● Problem:
Among the entries, find each line that includes the string "JSON" and list it.

● Records to process:
_ _ _ _ _ _ _

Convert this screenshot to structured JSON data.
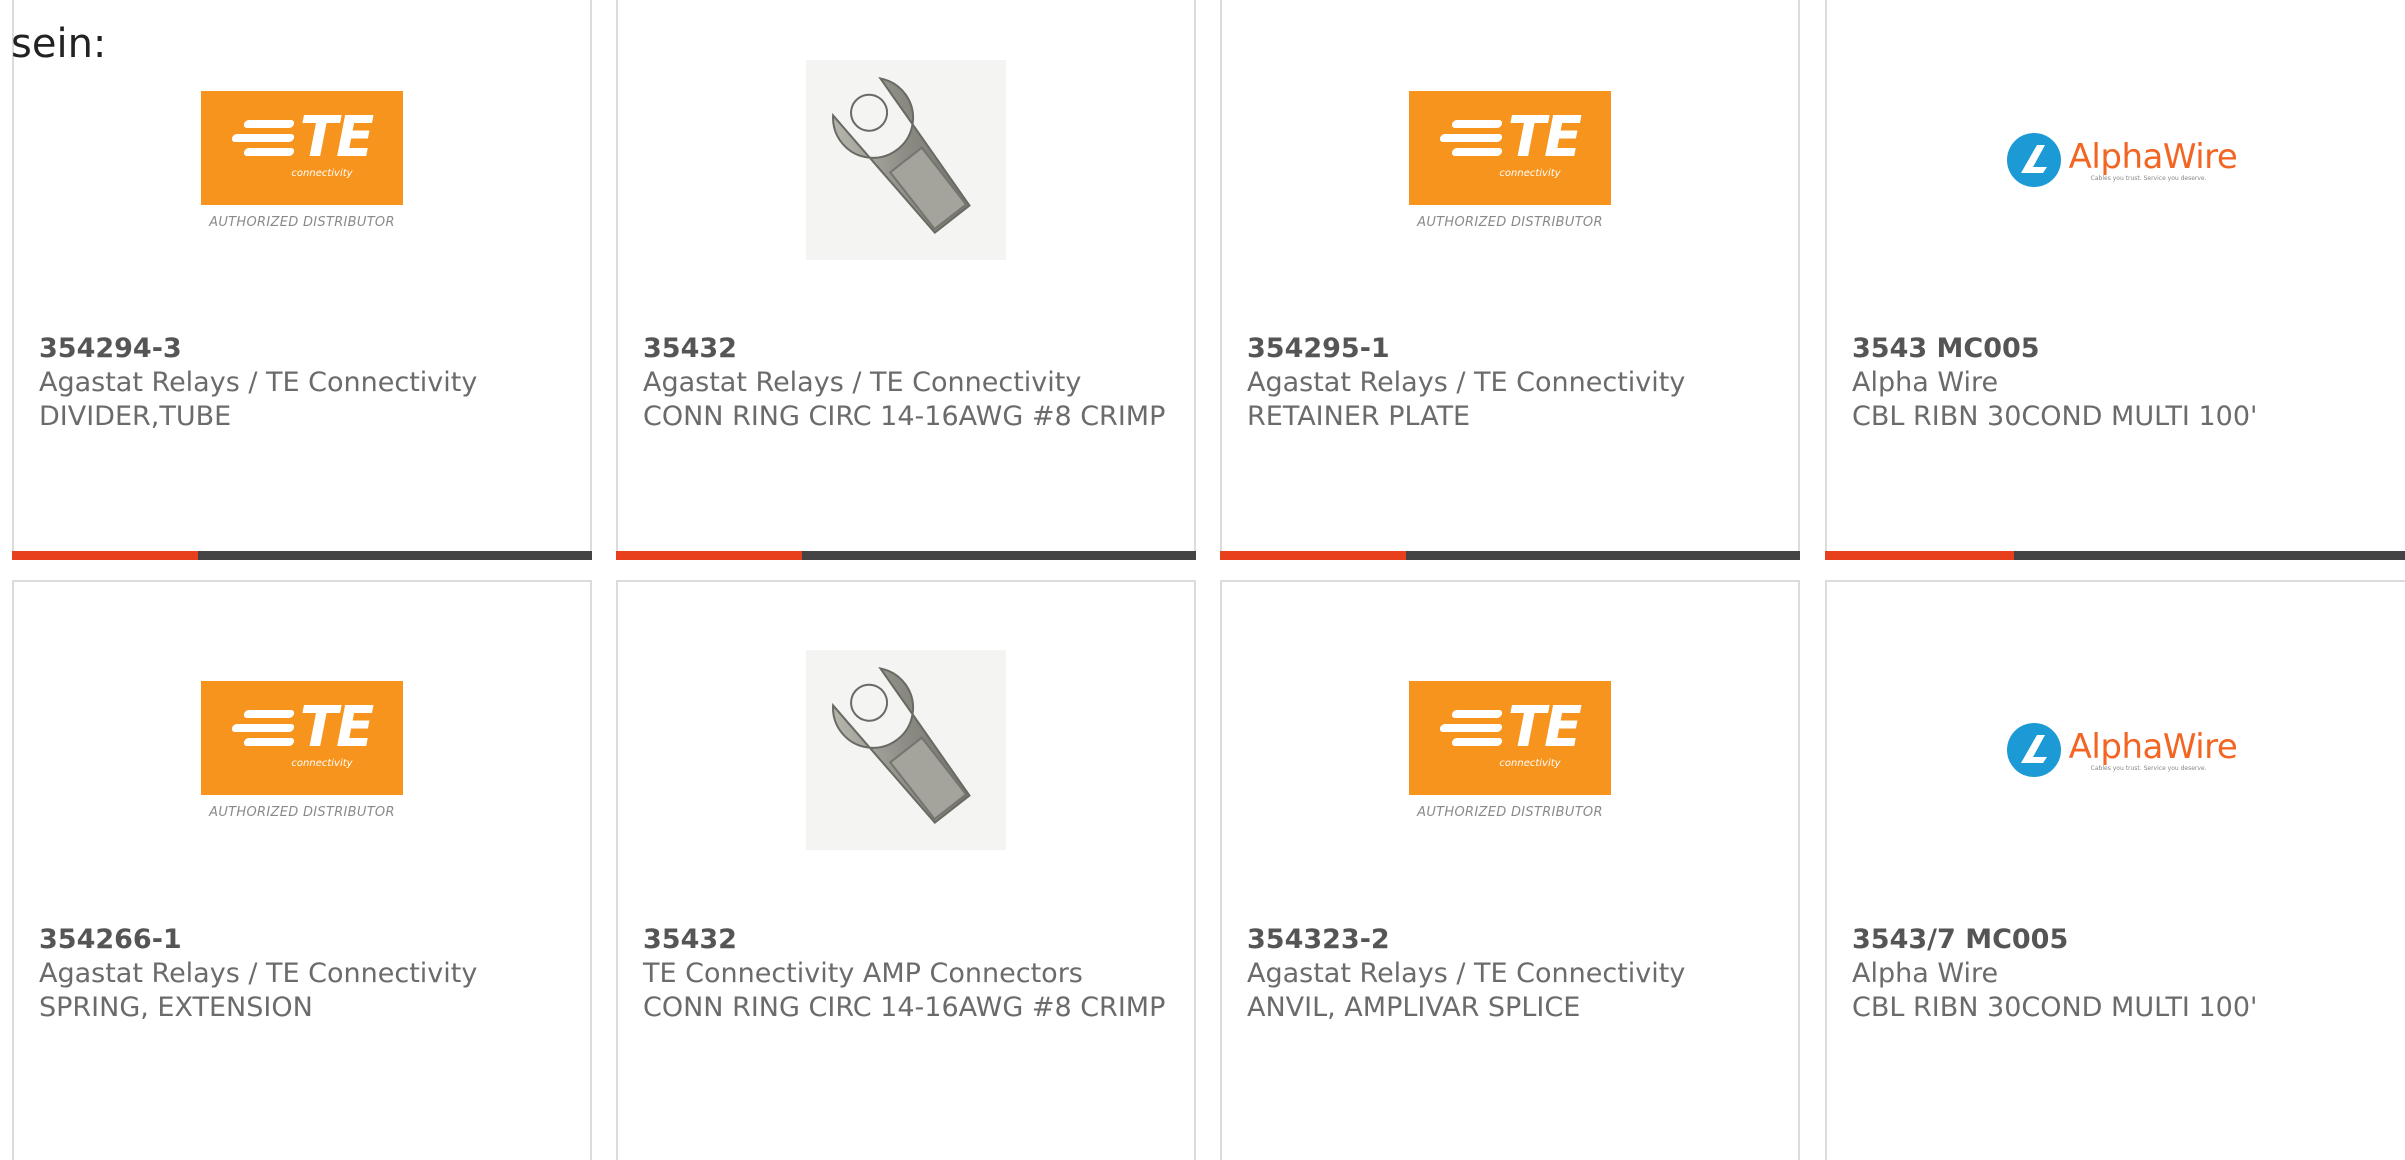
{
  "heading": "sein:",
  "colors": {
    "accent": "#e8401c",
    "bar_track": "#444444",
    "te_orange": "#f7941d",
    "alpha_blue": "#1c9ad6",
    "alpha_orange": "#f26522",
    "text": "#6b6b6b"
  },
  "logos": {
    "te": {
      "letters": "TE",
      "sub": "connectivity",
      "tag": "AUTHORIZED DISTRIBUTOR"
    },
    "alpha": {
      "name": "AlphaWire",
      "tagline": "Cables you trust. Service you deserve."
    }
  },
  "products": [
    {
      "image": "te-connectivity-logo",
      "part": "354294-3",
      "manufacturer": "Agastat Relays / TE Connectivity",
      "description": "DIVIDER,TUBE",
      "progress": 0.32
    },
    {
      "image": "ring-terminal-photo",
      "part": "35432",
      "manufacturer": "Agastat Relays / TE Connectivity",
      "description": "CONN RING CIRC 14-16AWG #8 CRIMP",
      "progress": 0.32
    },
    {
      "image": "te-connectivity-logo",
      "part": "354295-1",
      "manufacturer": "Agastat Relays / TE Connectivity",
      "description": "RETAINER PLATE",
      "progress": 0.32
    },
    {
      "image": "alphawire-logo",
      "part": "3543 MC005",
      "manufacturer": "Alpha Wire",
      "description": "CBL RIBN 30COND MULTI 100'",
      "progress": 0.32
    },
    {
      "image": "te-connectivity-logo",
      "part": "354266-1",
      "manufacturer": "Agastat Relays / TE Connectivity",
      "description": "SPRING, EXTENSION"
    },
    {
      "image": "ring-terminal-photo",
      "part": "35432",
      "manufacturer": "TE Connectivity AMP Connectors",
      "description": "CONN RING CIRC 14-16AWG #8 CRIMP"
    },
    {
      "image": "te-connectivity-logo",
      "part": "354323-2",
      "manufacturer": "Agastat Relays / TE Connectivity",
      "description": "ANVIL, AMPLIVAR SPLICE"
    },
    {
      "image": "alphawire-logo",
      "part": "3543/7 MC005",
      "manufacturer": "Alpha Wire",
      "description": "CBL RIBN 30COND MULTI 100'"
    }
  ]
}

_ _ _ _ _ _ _

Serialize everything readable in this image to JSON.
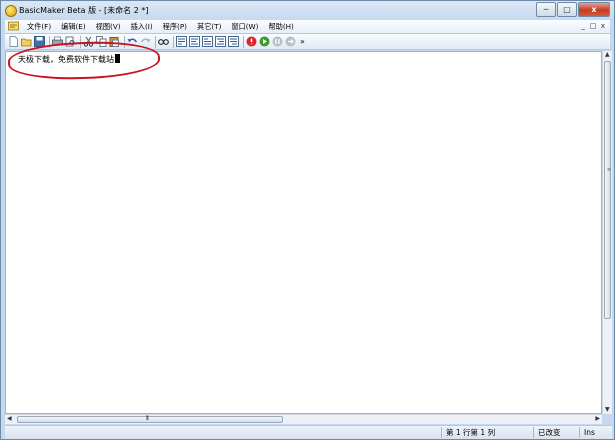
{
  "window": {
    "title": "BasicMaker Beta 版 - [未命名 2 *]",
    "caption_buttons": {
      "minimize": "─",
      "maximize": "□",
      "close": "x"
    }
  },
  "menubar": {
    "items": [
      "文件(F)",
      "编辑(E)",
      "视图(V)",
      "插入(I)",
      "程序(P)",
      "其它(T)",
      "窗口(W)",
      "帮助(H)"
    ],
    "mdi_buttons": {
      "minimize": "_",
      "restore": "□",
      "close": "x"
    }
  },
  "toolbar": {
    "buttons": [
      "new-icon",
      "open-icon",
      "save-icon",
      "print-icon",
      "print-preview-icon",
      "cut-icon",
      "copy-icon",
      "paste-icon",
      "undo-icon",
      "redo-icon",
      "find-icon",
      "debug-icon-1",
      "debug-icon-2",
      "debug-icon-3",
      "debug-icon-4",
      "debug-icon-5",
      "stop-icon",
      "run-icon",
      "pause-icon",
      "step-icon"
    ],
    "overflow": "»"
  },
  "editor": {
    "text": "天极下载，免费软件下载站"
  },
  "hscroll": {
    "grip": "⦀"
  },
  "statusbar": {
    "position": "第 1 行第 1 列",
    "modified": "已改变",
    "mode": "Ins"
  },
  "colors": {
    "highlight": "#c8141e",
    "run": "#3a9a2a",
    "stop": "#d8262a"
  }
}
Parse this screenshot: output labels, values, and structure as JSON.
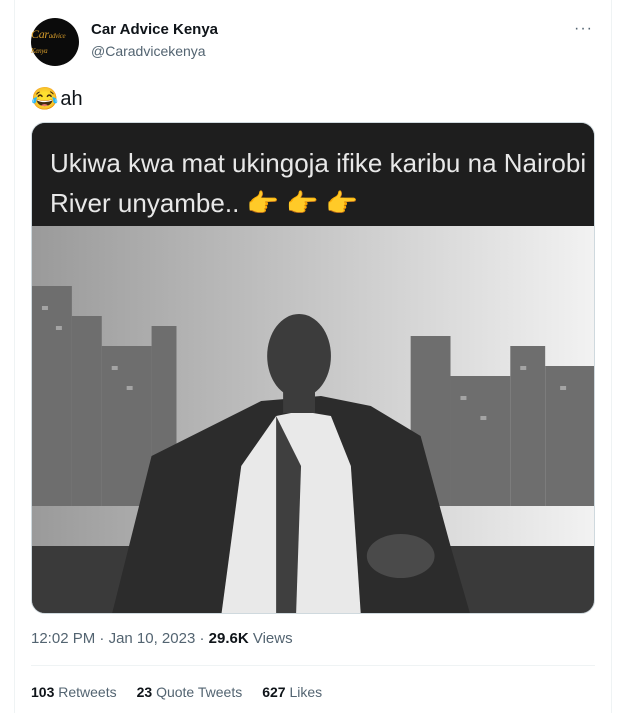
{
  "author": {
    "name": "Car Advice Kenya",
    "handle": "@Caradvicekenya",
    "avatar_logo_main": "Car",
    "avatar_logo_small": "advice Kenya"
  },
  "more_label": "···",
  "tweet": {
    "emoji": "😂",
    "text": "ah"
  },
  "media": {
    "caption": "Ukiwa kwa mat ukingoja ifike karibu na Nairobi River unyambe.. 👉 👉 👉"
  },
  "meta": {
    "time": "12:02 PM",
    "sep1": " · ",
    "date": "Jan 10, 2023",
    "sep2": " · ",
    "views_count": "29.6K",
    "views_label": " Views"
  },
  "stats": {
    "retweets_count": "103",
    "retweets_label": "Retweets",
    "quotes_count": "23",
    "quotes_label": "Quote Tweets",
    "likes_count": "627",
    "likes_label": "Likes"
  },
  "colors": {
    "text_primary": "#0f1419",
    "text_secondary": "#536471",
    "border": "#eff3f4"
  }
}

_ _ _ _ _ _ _

● Solution below:
Convert this screenshot to structured JSON data.
Serialize everything readable in this image to JSON.
Parse this screenshot: output labels, values, and structure as JSON.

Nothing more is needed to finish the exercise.